|European Classification||H05K1/02C6C1, H05K9/00F|
|Nov 18, 1987||AS||Assignment|
Owner name: INTERNATIONAL BUSINESS MACHINES CORPORATION, ARMON
Free format text: ASSIGNMENT OF ASSIGNORS INTEREST.;ASSIGNORS:TEIGEN, SCOTT C.;WEIDENDORF, JOEL P.;REEL/FRAME:004782/0850
Effective date: 19871118
Owner name: INTERNATIONAL BUSINESS MACHINES CORPORATION, A COR
Free format text: ASSIGNMENT OF ASSIGNORS INTEREST;ASSIGNORS:TEIGEN, SCOTT C.;WEIDENDORF, JOEL P.;REEL/FRAME:004782/0850
Effective date: 19871118
|Dec 13, 1991||FPAY||Fee payment|
Year of fee payment: 4
|Feb 4, 1992||FPAY||Fee payment|
Year of fee payment: 4
|Mar 27, 1996||FPAY||Fee payment|
Year of fee payment: 8
|Jul 4, 2000||REMI||Maintenance fee reminder mailed|
|Dec 10, 2000||LAPS||Lapse for failure to pay maintenance fees|

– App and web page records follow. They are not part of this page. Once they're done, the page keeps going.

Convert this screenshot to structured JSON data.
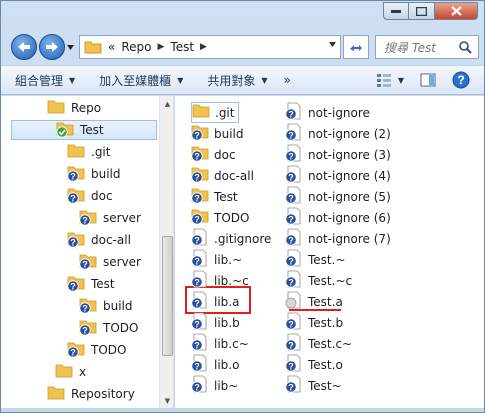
{
  "address": {
    "overflow": "«",
    "crumbs": [
      "Repo",
      "Test"
    ]
  },
  "search": {
    "placeholder": "搜尋 Test"
  },
  "toolbar": {
    "organize": "組合管理",
    "add_library": "加入至媒體櫃",
    "share": "共用對象",
    "more": "»"
  },
  "tree": [
    {
      "label": "Repo",
      "icon": "folder"
    },
    {
      "label": "Test",
      "icon": "folder-check",
      "selected": true
    },
    {
      "label": ".git",
      "icon": "folder"
    },
    {
      "label": "build",
      "icon": "folder-question"
    },
    {
      "label": "doc",
      "icon": "folder-question"
    },
    {
      "label": "server",
      "icon": "folder-question"
    },
    {
      "label": "doc-all",
      "icon": "folder-question"
    },
    {
      "label": "server",
      "icon": "folder-question"
    },
    {
      "label": "Test",
      "icon": "folder-question"
    },
    {
      "label": "build",
      "icon": "folder-question"
    },
    {
      "label": "TODO",
      "icon": "folder-question"
    },
    {
      "label": "TODO",
      "icon": "folder-question"
    },
    {
      "label": "x",
      "icon": "folder"
    },
    {
      "label": "Repository",
      "icon": "folder"
    }
  ],
  "files_col1": [
    {
      "label": ".git",
      "icon": "folder"
    },
    {
      "label": "build",
      "icon": "folder-question"
    },
    {
      "label": "doc",
      "icon": "folder-question"
    },
    {
      "label": "doc-all",
      "icon": "folder-question"
    },
    {
      "label": "Test",
      "icon": "folder-question"
    },
    {
      "label": "TODO",
      "icon": "folder-question"
    },
    {
      "label": ".gitignore",
      "icon": "file-question"
    },
    {
      "label": "lib.~",
      "icon": "file-question"
    },
    {
      "label": "lib.~c",
      "icon": "file-question"
    },
    {
      "label": "lib.a",
      "icon": "file-question"
    },
    {
      "label": "lib.b",
      "icon": "file-question"
    },
    {
      "label": "lib.c~",
      "icon": "file-question"
    },
    {
      "label": "lib.o",
      "icon": "file-question"
    },
    {
      "label": "lib~",
      "icon": "file-question"
    }
  ],
  "files_col2": [
    {
      "label": "not-ignore",
      "icon": "file-question"
    },
    {
      "label": "not-ignore (2)",
      "icon": "file-question"
    },
    {
      "label": "not-ignore (3)",
      "icon": "file-question"
    },
    {
      "label": "not-ignore (4)",
      "icon": "file-question"
    },
    {
      "label": "not-ignore (5)",
      "icon": "file-question"
    },
    {
      "label": "not-ignore (6)",
      "icon": "file-question"
    },
    {
      "label": "not-ignore (7)",
      "icon": "file-question"
    },
    {
      "label": "Test.~",
      "icon": "file-question"
    },
    {
      "label": "Test.~c",
      "icon": "file-question"
    },
    {
      "label": "Test.a",
      "icon": "file-ignored"
    },
    {
      "label": "Test.b",
      "icon": "file-question"
    },
    {
      "label": "Test.c~",
      "icon": "file-question"
    },
    {
      "label": "Test.o",
      "icon": "file-question"
    },
    {
      "label": "Test~",
      "icon": "file-question"
    }
  ],
  "colors": {
    "highlight": "#e0201c",
    "folder": "#f2c24f",
    "question_badge": "#2d4f9e",
    "check_badge": "#3aa53a"
  }
}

|Feb 13, 2001||FP||Expired due to failure to pay maintenance fee|
Effective date: 20001213